dad cooking

Somehow, this is easy to do. For me, it happened when a burner I’d accidentally turned on heated the handle of the pot that was sitting on the burner I’d meant to turn on. I won’t go into details. Bottom line: I full on grabbed a piping hot metal pan handle and scorched the surface of my palm.

When I looked on the internet for specific solutions to this problem, there were plenty of headlines about grabbing a hot pot handle, but I was taken to generic burn instructions that didn’t necessarily speak to my issue. However, I sifted through them to find some sort of pain relief and strategies to limit blistering. I have compiled this list of relevant and helpful guidelines for addressing this specific problem.

First, take off jewelry. Your hand is going to get puffy and red. It’s going to feel like the worst sunburn you’ve had.

Second, run hand under cold water faucet. Experts say 10-15 minutes (click for link). If you fully grasped the pot/pan handle, you’re going to need more time than this. I felt bad about wasting water, so I put cool water in a bowl and just moved my hand back and forth.

If possible, take an ice pack out of the freezer and let it sit out at room temperature during this time.

Third, stay away from putting stuff on your hand. I tried a few products with aloe in them and then just straight aloe, and each one seemed to intensify the burning. Though internet searches said these would help, anything that covers the burn limits its ability to dissipate heat. Cool water is best.

Fourth, the cooled ice/water pack is helpful for moving about. Ideally, this wouldn’t be an ice pack because very cold temperatures on the skin after a burn can further damage tissue (see link here). When my pack was a bit too icy, I wrapped it in a towel that made it feel the temperature of cool water.

Fifth, if this happens at night, sleep at the edge of the bed with your hand in a bowl of cool water sitting on something below bed height (chair, tiny table, etc.). I tried this two ways, first on my back with my left (burned) hand off the left side of the bed. This is tricky because I had burned my palm and had to turn my arm in an awkward position. The second way worked better for me. I laid on my right side and let my left hand rest in the bowl of water that was on the right side of the bed.

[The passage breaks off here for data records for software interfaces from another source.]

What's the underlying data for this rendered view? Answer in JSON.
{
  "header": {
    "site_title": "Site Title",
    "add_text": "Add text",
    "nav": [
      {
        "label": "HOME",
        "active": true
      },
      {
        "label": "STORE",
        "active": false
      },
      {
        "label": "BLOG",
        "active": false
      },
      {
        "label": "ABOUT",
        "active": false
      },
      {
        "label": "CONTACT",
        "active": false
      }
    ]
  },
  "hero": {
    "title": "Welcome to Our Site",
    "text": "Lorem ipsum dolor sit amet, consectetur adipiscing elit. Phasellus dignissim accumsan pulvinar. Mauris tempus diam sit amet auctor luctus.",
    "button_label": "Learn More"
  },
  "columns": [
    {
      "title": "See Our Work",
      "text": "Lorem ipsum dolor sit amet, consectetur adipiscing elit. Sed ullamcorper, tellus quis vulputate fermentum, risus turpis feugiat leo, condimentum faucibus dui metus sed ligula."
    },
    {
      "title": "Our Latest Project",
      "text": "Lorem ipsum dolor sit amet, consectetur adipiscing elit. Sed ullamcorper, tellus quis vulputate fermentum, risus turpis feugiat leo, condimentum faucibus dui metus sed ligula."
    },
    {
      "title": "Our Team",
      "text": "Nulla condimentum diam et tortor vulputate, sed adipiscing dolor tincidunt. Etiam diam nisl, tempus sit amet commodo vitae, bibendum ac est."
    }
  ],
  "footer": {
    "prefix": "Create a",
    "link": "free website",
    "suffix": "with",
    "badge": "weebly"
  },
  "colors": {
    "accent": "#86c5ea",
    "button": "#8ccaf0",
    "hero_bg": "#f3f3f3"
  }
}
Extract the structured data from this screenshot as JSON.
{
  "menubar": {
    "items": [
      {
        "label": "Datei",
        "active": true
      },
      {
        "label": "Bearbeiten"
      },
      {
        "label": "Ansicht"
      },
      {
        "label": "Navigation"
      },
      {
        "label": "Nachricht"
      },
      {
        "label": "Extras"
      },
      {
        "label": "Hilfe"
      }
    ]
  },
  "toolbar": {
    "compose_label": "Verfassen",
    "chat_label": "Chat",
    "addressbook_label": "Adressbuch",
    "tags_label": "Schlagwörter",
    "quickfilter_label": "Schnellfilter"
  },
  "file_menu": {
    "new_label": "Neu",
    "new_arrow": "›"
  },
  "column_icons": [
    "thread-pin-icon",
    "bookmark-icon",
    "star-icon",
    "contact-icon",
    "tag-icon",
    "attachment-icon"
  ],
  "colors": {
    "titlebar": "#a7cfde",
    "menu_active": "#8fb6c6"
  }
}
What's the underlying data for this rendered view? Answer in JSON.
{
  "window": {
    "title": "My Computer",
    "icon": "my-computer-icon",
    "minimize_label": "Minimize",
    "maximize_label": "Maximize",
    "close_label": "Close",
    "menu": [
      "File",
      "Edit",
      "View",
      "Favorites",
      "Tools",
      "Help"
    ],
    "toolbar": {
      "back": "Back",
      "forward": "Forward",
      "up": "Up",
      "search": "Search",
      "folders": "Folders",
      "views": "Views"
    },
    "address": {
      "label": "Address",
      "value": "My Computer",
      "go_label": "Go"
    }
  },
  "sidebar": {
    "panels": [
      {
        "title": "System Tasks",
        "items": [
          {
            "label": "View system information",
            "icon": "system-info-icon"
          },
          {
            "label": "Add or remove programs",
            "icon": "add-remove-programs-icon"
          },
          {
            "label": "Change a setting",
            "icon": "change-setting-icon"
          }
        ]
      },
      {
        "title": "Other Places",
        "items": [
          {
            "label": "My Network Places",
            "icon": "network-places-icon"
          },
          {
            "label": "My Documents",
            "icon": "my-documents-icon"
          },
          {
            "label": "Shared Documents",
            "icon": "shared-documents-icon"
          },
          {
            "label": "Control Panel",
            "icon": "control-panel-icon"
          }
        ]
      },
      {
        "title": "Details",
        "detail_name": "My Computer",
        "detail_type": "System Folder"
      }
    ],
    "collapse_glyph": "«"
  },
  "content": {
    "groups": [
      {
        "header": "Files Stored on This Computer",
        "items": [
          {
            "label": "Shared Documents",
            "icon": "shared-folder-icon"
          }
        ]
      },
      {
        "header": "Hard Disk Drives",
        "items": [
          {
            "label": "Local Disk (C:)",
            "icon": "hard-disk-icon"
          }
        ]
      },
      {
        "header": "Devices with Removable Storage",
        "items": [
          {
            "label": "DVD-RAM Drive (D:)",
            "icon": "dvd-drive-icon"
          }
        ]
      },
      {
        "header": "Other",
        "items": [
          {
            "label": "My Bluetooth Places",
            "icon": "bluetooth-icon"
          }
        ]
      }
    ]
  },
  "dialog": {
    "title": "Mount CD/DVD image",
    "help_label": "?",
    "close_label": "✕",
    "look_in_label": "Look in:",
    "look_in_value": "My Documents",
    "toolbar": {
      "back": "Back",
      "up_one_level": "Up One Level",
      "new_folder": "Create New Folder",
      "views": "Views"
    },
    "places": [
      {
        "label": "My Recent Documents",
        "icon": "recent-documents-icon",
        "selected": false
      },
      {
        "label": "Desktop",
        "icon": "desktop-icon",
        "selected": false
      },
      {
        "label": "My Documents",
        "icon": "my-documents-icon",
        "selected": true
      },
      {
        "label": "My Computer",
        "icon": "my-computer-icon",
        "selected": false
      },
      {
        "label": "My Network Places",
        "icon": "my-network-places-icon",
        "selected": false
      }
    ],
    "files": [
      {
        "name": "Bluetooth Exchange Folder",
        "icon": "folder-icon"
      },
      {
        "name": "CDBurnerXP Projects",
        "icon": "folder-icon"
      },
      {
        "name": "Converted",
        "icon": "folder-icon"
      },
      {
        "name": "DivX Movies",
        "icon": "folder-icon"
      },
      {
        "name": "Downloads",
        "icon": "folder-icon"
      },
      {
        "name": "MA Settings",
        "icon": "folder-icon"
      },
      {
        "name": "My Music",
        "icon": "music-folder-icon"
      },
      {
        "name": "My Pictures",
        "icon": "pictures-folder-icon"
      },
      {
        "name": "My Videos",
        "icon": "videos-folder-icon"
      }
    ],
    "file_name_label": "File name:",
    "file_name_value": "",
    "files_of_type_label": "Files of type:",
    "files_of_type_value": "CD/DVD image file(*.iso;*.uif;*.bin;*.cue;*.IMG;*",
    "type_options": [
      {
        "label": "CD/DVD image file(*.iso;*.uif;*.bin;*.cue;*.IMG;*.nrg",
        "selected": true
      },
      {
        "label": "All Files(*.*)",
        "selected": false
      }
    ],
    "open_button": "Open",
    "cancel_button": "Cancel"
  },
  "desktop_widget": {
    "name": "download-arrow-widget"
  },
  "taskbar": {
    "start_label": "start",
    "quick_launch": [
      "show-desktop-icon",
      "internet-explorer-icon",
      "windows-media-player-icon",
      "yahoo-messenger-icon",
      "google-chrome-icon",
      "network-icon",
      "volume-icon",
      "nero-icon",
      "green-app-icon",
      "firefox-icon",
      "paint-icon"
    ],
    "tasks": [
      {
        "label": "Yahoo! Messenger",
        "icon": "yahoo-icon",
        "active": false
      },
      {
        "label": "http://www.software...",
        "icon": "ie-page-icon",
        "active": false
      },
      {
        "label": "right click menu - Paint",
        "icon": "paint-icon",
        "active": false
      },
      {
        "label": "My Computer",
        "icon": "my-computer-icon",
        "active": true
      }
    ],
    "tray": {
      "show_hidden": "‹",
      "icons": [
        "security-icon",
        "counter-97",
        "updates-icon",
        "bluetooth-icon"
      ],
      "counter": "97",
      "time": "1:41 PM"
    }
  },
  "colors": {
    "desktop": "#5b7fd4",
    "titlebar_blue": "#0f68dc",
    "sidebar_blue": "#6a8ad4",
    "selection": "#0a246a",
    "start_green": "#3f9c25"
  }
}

When I woke up the next morning, my pain had subsided and my hand was out of the bowl.

Sixth, if there are no blisters, leave hands bare. While the rest of the day there were still some hot spots (pre-blister) on my hand, they were mostly gone, at least smaller, and healing quickly.  If there are blisters, don’t pop them and keep them covered to reduce risk infection (see link here). I didn’t have this issue, but I trust traditional first aid knowledge at this point.

Luckily, our skin is amazing (see here) and can heal quickly when we take care of it. Give it some TLC while its healing, and you’ll be back in business in no time.